Witzel also notes Oldenberg's 1888 findings of how certain hymns can be
identified as a-typical insertions--even later ones--based upon their
violation of this scheme (1995: 311).
There is certainly more to say on this line alone, but I would be in
danger of digressing from the point in question--at least of contention
among some on the list--that of the relative validity of oral transmission
as regards "accuracy." Leaving asisde possible cultural weight placed
upon the term "aacuracy" which may or may not be methodologically sound,
it is clear that the arrangement of the early RV books followed a specific
order which, when it is "violated" stands out to the ya evam veda iva
But the potency of metrics goes further. This has been engagingly
demonstrated in Elizarenkova's recent volume on the Lanuage and Style of
the Vedic RSis (pp. 107 ff.), Witzel's "Tracing the Vedic Dialects
(Dialectes dans les litte'ratures indo-aryennes, 1989, 97ff.), and in my
current favorite treasure trove, Arnold's 1905 offering.
I'm not sure if this "proves" the standard of oral credability viz.
written. However, it interests me that the previous debates on Brahmi
script evolution here and on--I believe--the Vyakarana list posited a date
for written codification not far removed from the dissapearance or general
scarcity of accented texts.
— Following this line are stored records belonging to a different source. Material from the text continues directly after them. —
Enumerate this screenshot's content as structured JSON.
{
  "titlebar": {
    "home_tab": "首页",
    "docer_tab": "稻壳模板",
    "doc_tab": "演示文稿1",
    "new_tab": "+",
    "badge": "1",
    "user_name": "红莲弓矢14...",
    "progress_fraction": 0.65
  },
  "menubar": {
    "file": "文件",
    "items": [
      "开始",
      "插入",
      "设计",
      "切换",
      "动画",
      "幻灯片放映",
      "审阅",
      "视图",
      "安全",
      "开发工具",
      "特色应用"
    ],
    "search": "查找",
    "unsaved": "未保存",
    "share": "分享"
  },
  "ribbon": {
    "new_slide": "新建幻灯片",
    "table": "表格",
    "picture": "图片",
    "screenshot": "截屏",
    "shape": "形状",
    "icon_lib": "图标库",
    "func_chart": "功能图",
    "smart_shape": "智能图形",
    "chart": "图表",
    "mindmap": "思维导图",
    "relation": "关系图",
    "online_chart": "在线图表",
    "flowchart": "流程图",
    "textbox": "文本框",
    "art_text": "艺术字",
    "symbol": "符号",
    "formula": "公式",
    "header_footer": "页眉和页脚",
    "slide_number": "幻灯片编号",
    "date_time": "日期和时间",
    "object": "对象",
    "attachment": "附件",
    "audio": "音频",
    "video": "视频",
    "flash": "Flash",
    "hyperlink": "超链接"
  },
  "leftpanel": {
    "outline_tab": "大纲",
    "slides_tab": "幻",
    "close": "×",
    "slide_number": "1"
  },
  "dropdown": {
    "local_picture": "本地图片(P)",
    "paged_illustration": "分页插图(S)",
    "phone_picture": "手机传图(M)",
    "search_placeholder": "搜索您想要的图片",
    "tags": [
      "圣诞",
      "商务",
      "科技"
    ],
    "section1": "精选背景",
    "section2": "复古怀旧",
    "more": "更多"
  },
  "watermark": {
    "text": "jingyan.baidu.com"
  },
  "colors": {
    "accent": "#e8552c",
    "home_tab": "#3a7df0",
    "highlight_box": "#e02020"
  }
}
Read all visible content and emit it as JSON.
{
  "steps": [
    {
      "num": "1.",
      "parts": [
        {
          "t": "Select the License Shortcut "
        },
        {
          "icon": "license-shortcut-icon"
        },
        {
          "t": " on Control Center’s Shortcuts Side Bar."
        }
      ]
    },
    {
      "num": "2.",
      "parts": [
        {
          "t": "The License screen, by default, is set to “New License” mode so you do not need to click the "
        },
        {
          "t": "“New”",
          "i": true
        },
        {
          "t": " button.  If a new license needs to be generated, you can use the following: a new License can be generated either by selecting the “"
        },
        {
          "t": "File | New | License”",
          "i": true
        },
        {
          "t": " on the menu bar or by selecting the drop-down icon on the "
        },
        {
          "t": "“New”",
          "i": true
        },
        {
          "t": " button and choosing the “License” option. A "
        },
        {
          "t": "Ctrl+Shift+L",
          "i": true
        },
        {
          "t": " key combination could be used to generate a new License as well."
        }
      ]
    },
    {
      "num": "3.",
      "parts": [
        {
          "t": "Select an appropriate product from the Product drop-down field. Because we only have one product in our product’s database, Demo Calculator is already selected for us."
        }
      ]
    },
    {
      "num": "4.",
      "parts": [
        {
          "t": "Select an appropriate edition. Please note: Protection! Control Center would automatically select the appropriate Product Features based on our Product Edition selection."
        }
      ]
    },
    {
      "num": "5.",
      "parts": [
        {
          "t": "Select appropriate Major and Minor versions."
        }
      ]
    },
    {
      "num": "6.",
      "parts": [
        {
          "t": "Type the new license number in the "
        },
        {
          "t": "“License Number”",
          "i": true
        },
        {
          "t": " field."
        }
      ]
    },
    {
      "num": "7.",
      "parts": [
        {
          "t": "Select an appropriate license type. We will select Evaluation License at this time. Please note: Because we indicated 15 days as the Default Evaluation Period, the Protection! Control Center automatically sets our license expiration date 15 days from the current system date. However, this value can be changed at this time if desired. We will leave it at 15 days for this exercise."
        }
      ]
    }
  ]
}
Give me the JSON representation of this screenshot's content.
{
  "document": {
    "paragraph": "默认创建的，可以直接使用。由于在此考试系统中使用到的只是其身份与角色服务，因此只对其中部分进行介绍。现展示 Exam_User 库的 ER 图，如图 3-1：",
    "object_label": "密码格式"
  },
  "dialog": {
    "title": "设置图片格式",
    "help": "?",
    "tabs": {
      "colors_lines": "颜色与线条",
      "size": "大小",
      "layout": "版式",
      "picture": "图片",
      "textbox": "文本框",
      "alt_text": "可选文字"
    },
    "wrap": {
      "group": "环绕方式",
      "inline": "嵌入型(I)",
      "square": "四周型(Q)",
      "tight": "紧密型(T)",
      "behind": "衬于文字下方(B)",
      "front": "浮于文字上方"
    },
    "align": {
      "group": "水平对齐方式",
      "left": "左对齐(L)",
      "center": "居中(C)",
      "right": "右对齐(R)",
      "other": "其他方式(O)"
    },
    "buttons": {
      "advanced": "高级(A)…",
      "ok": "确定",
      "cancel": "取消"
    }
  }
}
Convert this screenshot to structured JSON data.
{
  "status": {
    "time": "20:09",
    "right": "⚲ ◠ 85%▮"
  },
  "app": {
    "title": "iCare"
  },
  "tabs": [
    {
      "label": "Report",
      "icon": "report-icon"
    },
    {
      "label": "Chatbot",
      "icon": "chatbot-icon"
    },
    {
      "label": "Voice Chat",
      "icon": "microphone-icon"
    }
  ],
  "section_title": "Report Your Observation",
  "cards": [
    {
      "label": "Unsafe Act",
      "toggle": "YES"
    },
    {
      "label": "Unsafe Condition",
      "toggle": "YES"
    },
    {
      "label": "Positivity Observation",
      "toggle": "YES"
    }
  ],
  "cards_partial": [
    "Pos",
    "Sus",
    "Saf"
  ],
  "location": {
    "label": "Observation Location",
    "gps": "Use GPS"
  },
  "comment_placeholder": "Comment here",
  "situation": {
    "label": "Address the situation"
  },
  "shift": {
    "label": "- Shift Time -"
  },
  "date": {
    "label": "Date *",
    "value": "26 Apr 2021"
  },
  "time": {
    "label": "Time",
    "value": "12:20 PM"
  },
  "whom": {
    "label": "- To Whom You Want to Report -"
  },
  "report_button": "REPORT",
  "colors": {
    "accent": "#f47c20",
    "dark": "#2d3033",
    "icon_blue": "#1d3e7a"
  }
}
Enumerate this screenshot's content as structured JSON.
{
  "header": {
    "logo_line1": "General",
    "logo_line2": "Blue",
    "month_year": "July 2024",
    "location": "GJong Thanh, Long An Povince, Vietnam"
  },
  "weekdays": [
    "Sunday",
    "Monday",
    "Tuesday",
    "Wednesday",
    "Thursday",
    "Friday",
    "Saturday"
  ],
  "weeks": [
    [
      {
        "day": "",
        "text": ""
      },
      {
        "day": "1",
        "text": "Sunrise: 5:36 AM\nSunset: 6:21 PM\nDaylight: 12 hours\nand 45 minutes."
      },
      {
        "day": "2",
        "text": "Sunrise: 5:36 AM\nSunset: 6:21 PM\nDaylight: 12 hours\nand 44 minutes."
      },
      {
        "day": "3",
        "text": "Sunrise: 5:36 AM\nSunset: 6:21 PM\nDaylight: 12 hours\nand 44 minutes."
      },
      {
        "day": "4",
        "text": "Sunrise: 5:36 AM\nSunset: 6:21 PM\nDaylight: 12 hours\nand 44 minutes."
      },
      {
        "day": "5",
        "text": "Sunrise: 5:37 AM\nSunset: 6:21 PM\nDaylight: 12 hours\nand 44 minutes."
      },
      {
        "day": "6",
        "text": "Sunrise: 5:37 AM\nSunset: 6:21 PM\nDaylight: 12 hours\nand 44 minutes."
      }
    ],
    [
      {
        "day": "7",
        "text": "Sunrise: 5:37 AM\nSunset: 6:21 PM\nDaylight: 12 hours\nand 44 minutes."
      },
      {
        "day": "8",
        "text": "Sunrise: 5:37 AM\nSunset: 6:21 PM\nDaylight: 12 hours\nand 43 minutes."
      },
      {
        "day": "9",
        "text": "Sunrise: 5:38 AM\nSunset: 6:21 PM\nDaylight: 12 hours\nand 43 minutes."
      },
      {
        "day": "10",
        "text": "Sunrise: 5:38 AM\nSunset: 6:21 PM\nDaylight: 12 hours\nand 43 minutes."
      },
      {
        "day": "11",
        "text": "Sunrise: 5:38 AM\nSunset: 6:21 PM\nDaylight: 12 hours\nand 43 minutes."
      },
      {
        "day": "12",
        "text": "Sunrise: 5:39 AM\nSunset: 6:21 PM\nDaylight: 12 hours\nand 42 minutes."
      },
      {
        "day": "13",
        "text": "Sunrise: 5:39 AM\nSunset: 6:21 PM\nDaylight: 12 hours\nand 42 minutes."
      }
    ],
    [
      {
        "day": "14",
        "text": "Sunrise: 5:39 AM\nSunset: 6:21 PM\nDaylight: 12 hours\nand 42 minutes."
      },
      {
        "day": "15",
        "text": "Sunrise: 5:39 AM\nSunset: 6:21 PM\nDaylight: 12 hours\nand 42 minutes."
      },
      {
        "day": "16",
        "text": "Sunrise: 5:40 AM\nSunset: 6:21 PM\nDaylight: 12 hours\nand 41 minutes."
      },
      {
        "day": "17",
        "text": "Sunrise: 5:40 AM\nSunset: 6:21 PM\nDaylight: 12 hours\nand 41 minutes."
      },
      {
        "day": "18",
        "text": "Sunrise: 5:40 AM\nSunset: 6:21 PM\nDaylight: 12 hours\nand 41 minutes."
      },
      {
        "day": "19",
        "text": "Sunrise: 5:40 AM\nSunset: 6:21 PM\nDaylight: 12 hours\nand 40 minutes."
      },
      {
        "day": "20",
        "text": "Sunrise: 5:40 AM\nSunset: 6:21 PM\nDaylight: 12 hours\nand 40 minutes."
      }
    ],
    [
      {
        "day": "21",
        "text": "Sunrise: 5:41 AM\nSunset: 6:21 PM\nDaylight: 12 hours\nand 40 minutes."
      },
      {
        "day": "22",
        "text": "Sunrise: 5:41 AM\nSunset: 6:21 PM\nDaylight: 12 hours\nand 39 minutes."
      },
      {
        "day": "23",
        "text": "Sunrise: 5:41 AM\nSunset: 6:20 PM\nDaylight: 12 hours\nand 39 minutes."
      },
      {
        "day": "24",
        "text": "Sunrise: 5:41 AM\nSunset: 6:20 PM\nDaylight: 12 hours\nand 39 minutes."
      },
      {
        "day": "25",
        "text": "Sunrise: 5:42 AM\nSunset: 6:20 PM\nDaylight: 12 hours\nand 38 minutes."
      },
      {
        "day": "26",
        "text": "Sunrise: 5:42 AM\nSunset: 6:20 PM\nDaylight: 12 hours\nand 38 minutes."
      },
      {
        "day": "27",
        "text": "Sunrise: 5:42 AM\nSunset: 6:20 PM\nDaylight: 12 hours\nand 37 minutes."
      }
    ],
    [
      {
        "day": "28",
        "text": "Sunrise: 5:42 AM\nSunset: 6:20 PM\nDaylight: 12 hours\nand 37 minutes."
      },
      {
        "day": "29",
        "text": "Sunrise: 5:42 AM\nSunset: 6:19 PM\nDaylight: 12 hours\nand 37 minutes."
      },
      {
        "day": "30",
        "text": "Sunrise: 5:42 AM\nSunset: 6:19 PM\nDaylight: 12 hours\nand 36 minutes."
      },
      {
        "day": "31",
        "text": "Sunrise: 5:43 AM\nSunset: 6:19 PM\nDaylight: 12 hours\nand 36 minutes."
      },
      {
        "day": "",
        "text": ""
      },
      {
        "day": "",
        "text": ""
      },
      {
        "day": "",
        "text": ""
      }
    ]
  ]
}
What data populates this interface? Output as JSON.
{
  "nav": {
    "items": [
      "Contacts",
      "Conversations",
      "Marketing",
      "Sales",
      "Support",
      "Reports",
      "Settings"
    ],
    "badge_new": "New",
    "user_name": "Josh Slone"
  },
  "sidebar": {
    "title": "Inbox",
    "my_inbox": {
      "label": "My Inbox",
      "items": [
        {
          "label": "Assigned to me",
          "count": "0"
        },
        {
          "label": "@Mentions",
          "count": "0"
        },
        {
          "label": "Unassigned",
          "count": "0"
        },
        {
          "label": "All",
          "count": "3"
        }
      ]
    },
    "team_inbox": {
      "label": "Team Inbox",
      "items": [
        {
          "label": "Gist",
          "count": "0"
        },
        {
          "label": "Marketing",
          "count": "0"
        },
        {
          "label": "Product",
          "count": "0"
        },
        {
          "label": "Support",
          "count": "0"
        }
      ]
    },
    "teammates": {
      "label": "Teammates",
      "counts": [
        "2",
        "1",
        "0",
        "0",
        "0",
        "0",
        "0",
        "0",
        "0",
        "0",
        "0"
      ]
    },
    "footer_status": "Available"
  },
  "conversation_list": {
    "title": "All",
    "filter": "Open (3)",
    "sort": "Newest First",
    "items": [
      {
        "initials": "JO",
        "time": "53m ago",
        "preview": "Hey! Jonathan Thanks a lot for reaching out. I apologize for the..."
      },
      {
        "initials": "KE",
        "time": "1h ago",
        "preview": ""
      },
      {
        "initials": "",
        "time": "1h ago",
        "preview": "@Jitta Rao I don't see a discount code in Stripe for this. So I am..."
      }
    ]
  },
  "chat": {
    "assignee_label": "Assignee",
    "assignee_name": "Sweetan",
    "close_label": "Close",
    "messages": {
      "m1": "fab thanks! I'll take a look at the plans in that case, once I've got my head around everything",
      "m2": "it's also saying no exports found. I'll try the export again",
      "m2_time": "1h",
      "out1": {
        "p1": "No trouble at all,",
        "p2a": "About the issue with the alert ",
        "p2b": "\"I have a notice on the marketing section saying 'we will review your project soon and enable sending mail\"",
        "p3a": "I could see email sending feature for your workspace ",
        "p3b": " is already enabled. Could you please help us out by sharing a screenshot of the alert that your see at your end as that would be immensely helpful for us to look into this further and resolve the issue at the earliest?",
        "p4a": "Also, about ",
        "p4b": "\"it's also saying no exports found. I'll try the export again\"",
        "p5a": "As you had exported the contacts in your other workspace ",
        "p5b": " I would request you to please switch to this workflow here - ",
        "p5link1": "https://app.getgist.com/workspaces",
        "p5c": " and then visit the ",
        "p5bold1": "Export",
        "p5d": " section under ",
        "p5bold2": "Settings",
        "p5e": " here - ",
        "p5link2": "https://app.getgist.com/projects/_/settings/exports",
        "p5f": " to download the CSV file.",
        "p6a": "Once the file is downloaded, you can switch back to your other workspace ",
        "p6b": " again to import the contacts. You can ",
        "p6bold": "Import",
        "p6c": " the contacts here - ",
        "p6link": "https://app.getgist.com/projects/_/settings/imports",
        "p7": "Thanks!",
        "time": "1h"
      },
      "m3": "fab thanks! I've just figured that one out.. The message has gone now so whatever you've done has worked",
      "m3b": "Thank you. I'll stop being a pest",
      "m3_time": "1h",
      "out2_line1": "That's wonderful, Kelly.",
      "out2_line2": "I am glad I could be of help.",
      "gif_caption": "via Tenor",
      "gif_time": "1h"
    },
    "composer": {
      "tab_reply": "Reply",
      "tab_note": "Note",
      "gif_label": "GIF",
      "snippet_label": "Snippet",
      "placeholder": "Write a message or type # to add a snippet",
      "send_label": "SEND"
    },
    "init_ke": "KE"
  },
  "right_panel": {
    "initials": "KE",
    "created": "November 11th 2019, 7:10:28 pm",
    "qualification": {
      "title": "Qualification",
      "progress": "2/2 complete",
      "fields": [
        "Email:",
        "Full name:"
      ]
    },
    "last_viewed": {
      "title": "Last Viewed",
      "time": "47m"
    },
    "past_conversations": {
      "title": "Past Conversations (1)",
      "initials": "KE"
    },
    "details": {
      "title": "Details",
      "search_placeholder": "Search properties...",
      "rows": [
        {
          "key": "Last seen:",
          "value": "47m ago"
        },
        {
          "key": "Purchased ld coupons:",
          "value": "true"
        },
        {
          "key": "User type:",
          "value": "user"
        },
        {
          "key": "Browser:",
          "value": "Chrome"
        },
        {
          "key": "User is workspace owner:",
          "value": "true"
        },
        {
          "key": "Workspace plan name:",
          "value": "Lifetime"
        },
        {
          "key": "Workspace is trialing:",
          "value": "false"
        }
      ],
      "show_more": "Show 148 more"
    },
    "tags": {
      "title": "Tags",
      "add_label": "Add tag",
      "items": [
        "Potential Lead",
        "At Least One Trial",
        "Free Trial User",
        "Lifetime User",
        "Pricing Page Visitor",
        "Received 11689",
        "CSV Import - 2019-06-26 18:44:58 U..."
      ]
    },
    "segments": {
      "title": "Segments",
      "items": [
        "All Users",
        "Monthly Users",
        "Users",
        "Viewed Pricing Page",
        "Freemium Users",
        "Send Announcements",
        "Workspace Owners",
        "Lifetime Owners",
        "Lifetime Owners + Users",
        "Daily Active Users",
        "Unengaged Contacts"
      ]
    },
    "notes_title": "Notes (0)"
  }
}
Prior to this, as Cardona notes in his study
of the bhaaSika accentuation system (Studien zur Indologie und Iranistik,
Band 18, 1993), and Bronkhorst correlates somewhat in 1982, Heft 8/9 (pp.
77 ff), efforts were made to consciously systematize a growing variance in
systems of accentuation (e.g., and this may be a surprise still to some,
ShB marks anudaatta, not udaatta b/c the many variances of treatment of
jatyasvarita &c. had become problematic in the eyes of some).
All this goes to say that in an oral tradition, the method of recitation
was as much a desicipline as was--if not moreso--the memory of the text.
We can hardly imagine that the wealth of praatishaakhya's and
padapaaTha's--as well as the VedaaN^ga's and much of PaaNini were simply
augments for retentive few (however much they may be treated as such by
modern scholars) A missplaced syllable would stand out--and still does
(sparking things like publications and dissertations :-)). And, lest a
semantic rant be generated by my use of the word "mere"-- It has been
noted on more than one occasion that in absence of oral presentation a
vedic text is not at its full potency (Alper's Understanding Mantras, for
At least, then, in Vedic terms, the oral tradition is somewhat more
complex than a phone-book (even considering how effective the Capote
example was). To memorize a text was much more than etching a sequence of
words into the mind, it was a living performance to be brought forth upon
deman according to extremely precise rules. It is likely that the number
of errors in something like vocabulary are greatly limited by such a
precise metric and accentuation system as cited above.
John Robert Gardner Obermann Center
School of Religion for Advanced Studies
University of Iowa University of Iowa
It is ludicrous to consider language as anything other
than that of which it is the transformation.
More information about the INDOLOGY